### REQUIREMENT
Please give the number of lines in the entries below that hold "synonyms", with no other words.

DATA SHOWN Start Marker

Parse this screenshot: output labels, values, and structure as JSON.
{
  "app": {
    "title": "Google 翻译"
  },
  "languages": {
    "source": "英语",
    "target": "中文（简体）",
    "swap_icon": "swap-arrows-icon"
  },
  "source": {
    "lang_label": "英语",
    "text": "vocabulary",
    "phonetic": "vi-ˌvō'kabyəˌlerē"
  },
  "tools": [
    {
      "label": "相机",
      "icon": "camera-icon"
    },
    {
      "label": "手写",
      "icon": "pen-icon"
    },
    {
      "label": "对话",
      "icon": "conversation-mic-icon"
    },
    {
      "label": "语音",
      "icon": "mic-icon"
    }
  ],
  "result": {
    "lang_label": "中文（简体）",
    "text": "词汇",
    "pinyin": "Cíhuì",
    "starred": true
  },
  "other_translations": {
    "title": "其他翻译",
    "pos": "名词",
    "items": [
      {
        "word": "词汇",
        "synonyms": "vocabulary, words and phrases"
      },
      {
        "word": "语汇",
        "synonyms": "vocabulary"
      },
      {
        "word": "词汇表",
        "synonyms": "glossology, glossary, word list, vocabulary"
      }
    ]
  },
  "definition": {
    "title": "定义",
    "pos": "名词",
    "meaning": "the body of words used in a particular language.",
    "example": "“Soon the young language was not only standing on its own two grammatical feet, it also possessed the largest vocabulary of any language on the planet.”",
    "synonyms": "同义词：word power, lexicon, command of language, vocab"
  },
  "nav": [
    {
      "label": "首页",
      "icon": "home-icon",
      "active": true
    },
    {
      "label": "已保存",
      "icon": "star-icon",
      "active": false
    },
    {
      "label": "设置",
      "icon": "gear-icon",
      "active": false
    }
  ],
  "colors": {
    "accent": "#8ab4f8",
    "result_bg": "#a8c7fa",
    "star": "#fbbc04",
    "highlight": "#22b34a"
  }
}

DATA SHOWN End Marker
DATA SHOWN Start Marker

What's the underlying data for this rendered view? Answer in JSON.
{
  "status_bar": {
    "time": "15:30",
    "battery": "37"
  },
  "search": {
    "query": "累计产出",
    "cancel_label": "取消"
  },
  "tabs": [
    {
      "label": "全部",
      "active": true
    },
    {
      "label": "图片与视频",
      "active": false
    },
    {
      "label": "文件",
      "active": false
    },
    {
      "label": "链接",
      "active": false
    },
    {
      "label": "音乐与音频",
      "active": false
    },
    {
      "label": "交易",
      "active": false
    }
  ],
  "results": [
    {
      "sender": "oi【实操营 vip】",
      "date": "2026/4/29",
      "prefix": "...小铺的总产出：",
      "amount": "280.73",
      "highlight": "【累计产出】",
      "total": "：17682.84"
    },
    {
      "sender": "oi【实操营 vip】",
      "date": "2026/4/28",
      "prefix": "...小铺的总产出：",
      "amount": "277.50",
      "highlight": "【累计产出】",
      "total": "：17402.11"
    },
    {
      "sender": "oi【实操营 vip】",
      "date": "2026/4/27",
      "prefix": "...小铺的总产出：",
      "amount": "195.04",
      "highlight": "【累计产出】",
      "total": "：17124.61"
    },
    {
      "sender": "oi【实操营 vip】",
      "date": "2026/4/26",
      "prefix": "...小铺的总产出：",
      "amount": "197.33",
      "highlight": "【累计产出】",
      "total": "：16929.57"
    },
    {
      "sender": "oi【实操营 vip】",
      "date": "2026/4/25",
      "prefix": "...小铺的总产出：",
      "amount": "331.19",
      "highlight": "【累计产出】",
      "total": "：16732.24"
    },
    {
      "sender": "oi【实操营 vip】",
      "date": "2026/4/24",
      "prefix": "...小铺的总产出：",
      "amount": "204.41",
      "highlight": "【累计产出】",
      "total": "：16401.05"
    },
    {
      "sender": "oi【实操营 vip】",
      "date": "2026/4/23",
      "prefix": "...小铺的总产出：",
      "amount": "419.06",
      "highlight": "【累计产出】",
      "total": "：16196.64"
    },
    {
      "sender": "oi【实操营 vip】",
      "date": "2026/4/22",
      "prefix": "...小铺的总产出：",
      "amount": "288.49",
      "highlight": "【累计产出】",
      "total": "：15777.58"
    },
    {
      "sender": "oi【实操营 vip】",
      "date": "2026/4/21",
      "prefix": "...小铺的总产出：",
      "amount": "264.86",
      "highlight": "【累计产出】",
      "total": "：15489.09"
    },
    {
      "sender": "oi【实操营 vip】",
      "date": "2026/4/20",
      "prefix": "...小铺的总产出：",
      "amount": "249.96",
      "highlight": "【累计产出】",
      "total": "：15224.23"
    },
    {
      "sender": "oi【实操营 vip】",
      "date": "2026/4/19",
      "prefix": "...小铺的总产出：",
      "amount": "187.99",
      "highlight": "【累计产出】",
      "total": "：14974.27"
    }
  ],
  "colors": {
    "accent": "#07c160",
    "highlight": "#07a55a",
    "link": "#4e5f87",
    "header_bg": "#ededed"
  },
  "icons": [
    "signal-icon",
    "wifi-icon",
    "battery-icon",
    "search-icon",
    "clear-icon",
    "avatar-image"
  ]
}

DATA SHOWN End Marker

### RESULT
4